I wonder if it’s more miserable or more gentle to find out about a friend’s death when an email you send her comes back as undeliverable. Well, it’s done now, and with the passing of Francesca Rosa the world has lost one lovely, amused, engagé, and deeply kind person. She wrote as F.S. Rosa, and published a massive novel called The Divine Comedy of Carlo Tresca—which is how we met, when she sent me an email after reading a blog post I wrote about Carlo Tresca: Portrait of a Rebel. That book was written by Nunzio Pernicone—“the leading historian of Italian anarchism in the United States”—another large-hearted, committed, eyes-wide-open person I’d meet by email, and who departed this planet in 2013. Non averei creduto che morte tanta n’avesse disfatta. Cancer, in both cases; and also in both cases, if Francesca and Dr. Pernicone were to show up in Dante, once could safely bet the farm that it would be in Paradiso.
|Francesca Rosa and me at the Original U.S. Restaurant in North Beach, 2013. Here is another remembrance of her, and an interview, on Robin Tremblay-McGaw's blog, X Poetics.|
What a sweetie Francesca was. She worked for more than 30 years at the Arc San Francisco, working with people with developmental disabilities while, from what I could see, always writing and keeping active in her union and the larger community. She forever described herself as a “rank and file union member,” and a longtime student of labor and left history, and wore that both proudly and humbly. In emails that we wrote to each other I joked that I was an “underperforming anarchist” and she called herself an “anarcho-syndicalist with bourgeois tendencies,” though I never saw the bourgeois part, unless she was talking about liking a glass of red wine and a good plate of gnocchi.
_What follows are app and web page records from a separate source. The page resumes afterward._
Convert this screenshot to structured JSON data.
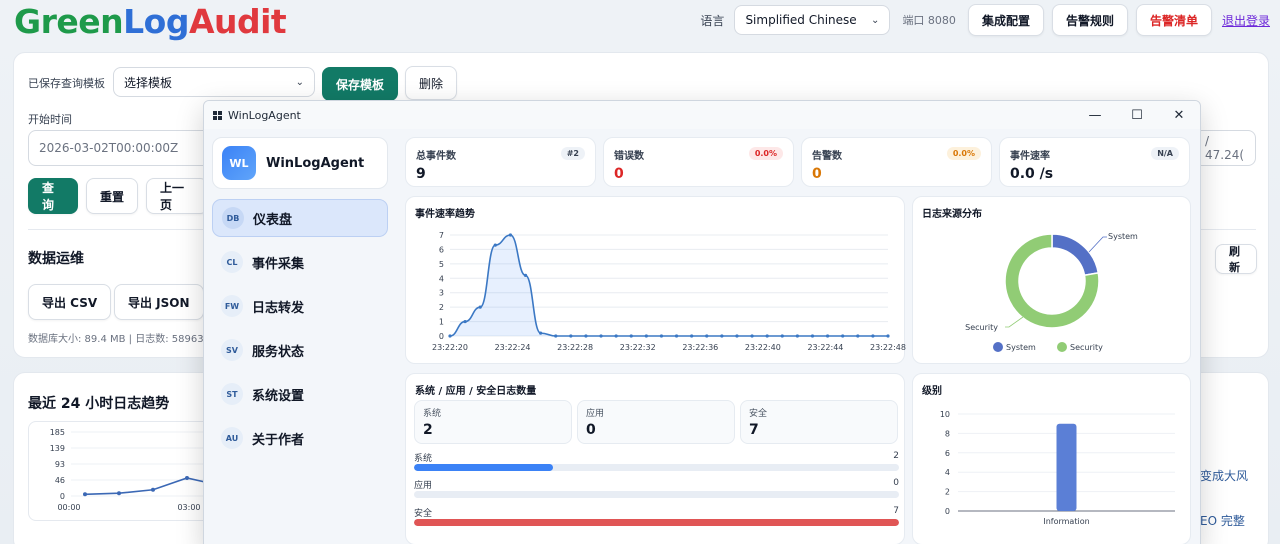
{
  "app": {
    "logo_part1": "Green",
    "logo_part2": "Log",
    "logo_part3": "Audit",
    "colors": {
      "green": "#1e9a4a",
      "blue": "#2f6fd6",
      "red": "#e0393e",
      "primary": "#127a66"
    }
  },
  "topbar": {
    "language_label": "语言",
    "language_value": "Simplified Chinese",
    "port": "端口 8080",
    "integration_button": "集成配置",
    "alert_rules_button": "告警规则",
    "alert_list_button": "告警清单",
    "logout_link": "退出登录"
  },
  "query_panel": {
    "saved_template_label": "已保存查询模板",
    "template_select": "选择模板",
    "save_template_button": "保存模板",
    "delete_button": "删除",
    "start_time_label": "开始时间",
    "start_time_value": "2026-03-02T00:00:00Z",
    "right_clip_value": "/ 47.24(",
    "query_button": "查询",
    "reset_button": "重置",
    "prev_button": "上一页"
  },
  "ops_panel": {
    "title": "数据运维",
    "export_csv_button": "导出 CSV",
    "export_json_button": "导出 JSON",
    "db_info": "数据库大小: 89.4 MB | 日志数: 58963",
    "refresh_button": "刷新"
  },
  "trend_panel": {
    "title": "最近 24 小时日志趋势",
    "y_ticks": [
      "185",
      "139",
      "93",
      "46",
      "0"
    ],
    "x_ticks": [
      "00:00",
      "03:00"
    ],
    "values": [
      5,
      8,
      18,
      52,
      30
    ],
    "right_text_1": "变成大风",
    "right_text_2": "EO 完整"
  },
  "window": {
    "title": "WinLogAgent",
    "minimize": "—",
    "maximize": "☐",
    "close": "✕"
  },
  "sidebar": {
    "brand_badge": "WL",
    "brand_name": "WinLogAgent",
    "items": [
      {
        "code": "DB",
        "label": "仪表盘",
        "active": true
      },
      {
        "code": "CL",
        "label": "事件采集"
      },
      {
        "code": "FW",
        "label": "日志转发"
      },
      {
        "code": "SV",
        "label": "服务状态"
      },
      {
        "code": "ST",
        "label": "系统设置"
      },
      {
        "code": "AU",
        "label": "关于作者"
      }
    ]
  },
  "stats": [
    {
      "title": "总事件数",
      "value": "9",
      "badge": "#2",
      "value_color": "#111827",
      "badge_bg": "#eef2f7",
      "badge_color": "#374151"
    },
    {
      "title": "错误数",
      "value": "0",
      "badge": "0.0%",
      "value_color": "#dc2626",
      "badge_bg": "#fde8e8",
      "badge_color": "#dc2626"
    },
    {
      "title": "告警数",
      "value": "0",
      "badge": "0.0%",
      "value_color": "#d97706",
      "badge_bg": "#fdf1dc",
      "badge_color": "#d97706"
    },
    {
      "title": "事件速率",
      "value": "0.0 /s",
      "badge": "N/A",
      "value_color": "#111827",
      "badge_bg": "#eef2f7",
      "badge_color": "#374151"
    }
  ],
  "rate_chart": {
    "title": "事件速率趋势",
    "chart_data": {
      "type": "line",
      "x_labels": [
        "23:22:20",
        "23:22:24",
        "23:22:28",
        "23:22:32",
        "23:22:36",
        "23:22:40",
        "23:22:44",
        "23:22:48"
      ],
      "y_ticks": [
        0,
        1,
        2,
        3,
        4,
        5,
        6,
        7
      ],
      "ylim": [
        0,
        7
      ],
      "values": [
        0,
        1.0,
        2.0,
        6.3,
        7.0,
        4.2,
        0.2,
        0,
        0,
        0,
        0,
        0,
        0,
        0,
        0,
        0,
        0,
        0,
        0,
        0,
        0,
        0,
        0,
        0,
        0,
        0,
        0,
        0,
        0,
        0
      ]
    }
  },
  "source_chart": {
    "title": "日志来源分布",
    "chart_data": {
      "type": "pie",
      "donut": true,
      "labels": [
        "System",
        "Security"
      ],
      "values": [
        2,
        7
      ],
      "colors": [
        "#5470c6",
        "#91cc75"
      ]
    }
  },
  "counts": {
    "title": "系统 / 应用 / 安全日志数量",
    "items": [
      {
        "label": "系统",
        "value": "2"
      },
      {
        "label": "应用",
        "value": "0"
      },
      {
        "label": "安全",
        "value": "7"
      }
    ],
    "bars": [
      {
        "label": "系统",
        "value": "2",
        "fraction": 0.286,
        "color": "#3b82f6"
      },
      {
        "label": "应用",
        "value": "0",
        "fraction": 0,
        "color": "#9ca3af"
      },
      {
        "label": "安全",
        "value": "7",
        "fraction": 1.0,
        "color": "#e05555"
      }
    ]
  },
  "level_chart": {
    "title": "级别",
    "chart_data": {
      "type": "bar",
      "categories": [
        "Information"
      ],
      "values": [
        9
      ],
      "ylim": [
        0,
        10
      ],
      "y_ticks": [
        0,
        2,
        4,
        6,
        8,
        10
      ],
      "color": "#5b7fd6"
    }
  }
}
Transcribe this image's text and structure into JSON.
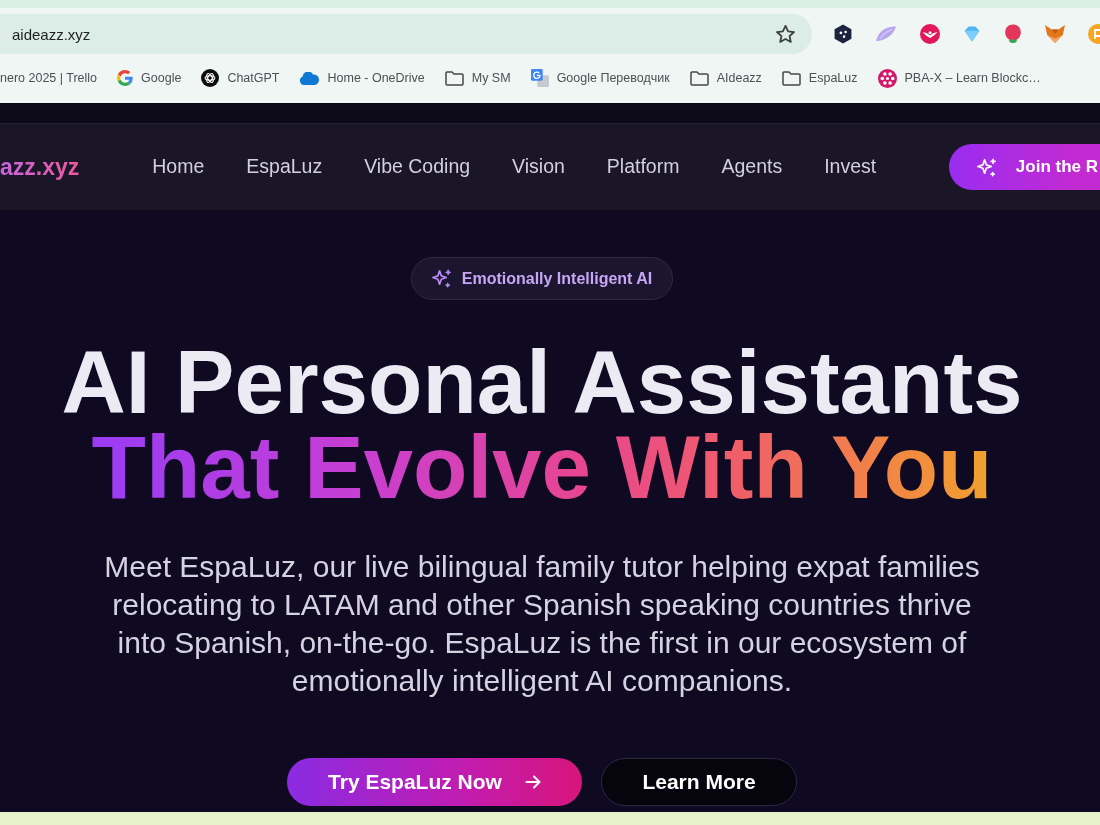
{
  "browser": {
    "address": "aideazz.xyz",
    "bookmarks": [
      {
        "label": "nero 2025 | Trello",
        "kind": "none"
      },
      {
        "label": "Google",
        "kind": "g-logo"
      },
      {
        "label": "ChatGPT",
        "kind": "knot"
      },
      {
        "label": "Home - OneDrive",
        "kind": "cloud"
      },
      {
        "label": "My SM",
        "kind": "folder"
      },
      {
        "label": "Google Переводчик",
        "kind": "translate"
      },
      {
        "label": "AIdeazz",
        "kind": "folder"
      },
      {
        "label": "EspaLuz",
        "kind": "folder"
      },
      {
        "label": "PBA-X – Learn Blockc…",
        "kind": "flower"
      }
    ]
  },
  "nav": {
    "logo": "azz.xyz",
    "links": [
      "Home",
      "EspaLuz",
      "Vibe Coding",
      "Vision",
      "Platform",
      "Agents",
      "Invest"
    ],
    "cta": "Join the R"
  },
  "hero": {
    "badge": "Emotionally Intelligent AI",
    "title": "AI Personal Assistants",
    "title_highlight": "That Evolve With You",
    "description": "Meet EspaLuz, our live bilingual family tutor helping expat families relocating to LATAM and other Spanish speaking countries thrive into Spanish, on-the-go. EspaLuz is the first in our ecosystem of emotionally intelligent AI companions.",
    "buttons": [
      {
        "label": "Try EspaLuz Now",
        "kind": "primary"
      },
      {
        "label": "Learn More",
        "kind": "secondary"
      }
    ]
  }
}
Just as she was a committed activist and progressive, she loved the Italian stuff—the lore, the stories, the folkways. If I remember this right, her people were Sicilian on one side, Neapolitan on the other. Like in so many families, Italian or otherwise, there was plenty of political strife. She told me in an email that when her grandfather on her mother’s side, Joseph Mosarra, went to work at the Italian Center in Stamford, Connecticut (which had been started by her paternal grandfather, who became “a big fan of Fascism”), the first thing he did when he got there was “take down all the pictures of Mussolini.” I shared stories about my grandfather, Marino Auriti, fleeing Italy after the Fascists seized his family’s house in Abruzzo and then, when I was a kid, how I was fascinated and confused by a great-uncle’s Fascist armband that was, for whatever reason, kept in a drawer in my grandparents’ house in Pennsylvania. I assumed later this was some sort of Santayanan reminder about remembering the past lest we doom ourselves to repeat it.
Francesca and I met in person only once, over a long weekend in San Francisco. We both had a feeling of instant and deep familiarity, like we’d known each other forever. I remember we were in the unlikely neighborhood of Union Square, having some kind of beverage, taking about publishers, and I said something about a friend whose collection of essays was coming out on Akashic Books. Francesca didn’t know the publisher, but loved the name—“like the Akashic records,” she said. I didn’t know what that was, and she told me that akasha was Sanskrit for “ether,” that the idea was from theosophy (I think she might have used the words “old hippy thing”) and that, to be super-reductive here, it was a collection of all knowledge, all actions, and all desires, recorded in the astral plane. I joked that it sort of sounded like the internet, only without all the freaky trolls. I also said it reminded me of the notion of the Recording Angel, something that gets many a young person through a long night: the idea being that you have been seen, you have been witnessed, and, because of this, some of the loneliness of your life has been allayed. And so let me leave you with this: the idea of Francesca Rosa in the ether, over the airwaves, in our hearts.